The government is expected to use emails and comments from the late Apple CEO Steve Jobs, which indicated that as part of a deal to force a new pricing model, publishers should "hold back your books from Amazon."

"The sharply higher prices consumers have paid... are the direct, quantifiable result of defendants' conspiracy," the government said.

Apple dismisses the "conspiracy" charge and said its negotiations with the publishers were "difficult and contentious."

Apple acknowledged that it did inform publishers about its talks with other firms, but characterized this as a "standard negotiation tactic."

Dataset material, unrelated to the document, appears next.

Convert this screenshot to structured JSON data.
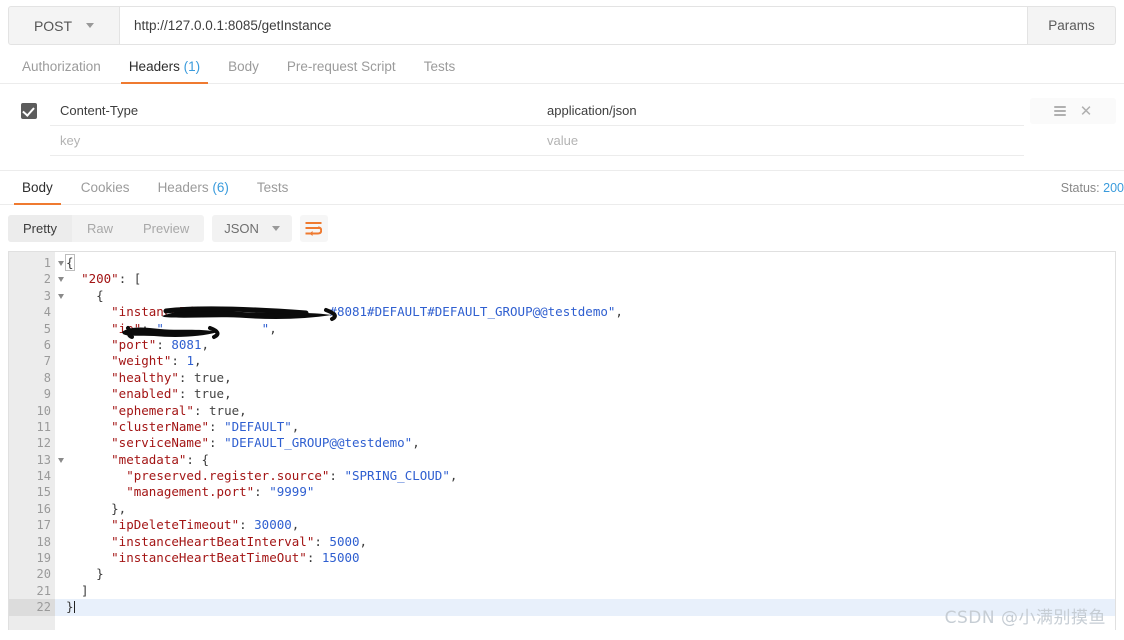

Explore further: Adamant Apple in court to fight ebook conspiracy

Related Stories

Apple CEO ordered to testify in e-books case

March 13, 2013

A judge on Wednesday ordered Apple's chief executive Tim Cook to testify in a case brought by the US government accusing the tech giant of conspiring to raise e-book prices.

Penguin joins settlement in US e-books lawsuit

December 18, 2012

Penguin Group has agreed to join three other publishers in a settlement of a US government lawsuit alleging an e-book price-fixing conspiracy with Apple, officials said Tuesday.

Apple denies e-book pricing conspiracy

April 13, 2012

Apple denied a charge that it schemed with publishers to hike prices for e-books, portraying itself as a hero for prying Amazon's "monopolistic grip" from the market.

Recommended for you

Adobe bidding Flash farewell in 2020

July 25, 2017

Adobe on Tuesday said its Flash software that served up video and online games for decades will be killed off over the next three years.

Musk, Zuckerberg duel over artificial intelligence

July 25, 2017

Visionary entrepreneur Elon Musk and Facebook chief Mark Zuckerberg were trading jabs on social media over artificial intelligence this week in a debate that has turned personal between the two technology luminaries.

Microsoft Paint brushed aside

July 24, 2017

Microsoft on Monday announced the end of days for its pioneering Paint application as it focuses on software for 3-D drawing.

Hyperloop or hyperbole? Musk promises NY-DC run in 29 mins

July 21, 2017

US entrepreneur Elon Musk said Thursday he'd received tentative approval from the government to build a conceptual "hyperloop" system that would blast passenger pods down vacuum-sealed tubes from New York to Washington at ...

0 comments

Please sign in to add a comment. Registration is free, and takes less than a minute. Read more

Click here to reset your password.
Sign in to get notified via email when new comments are made.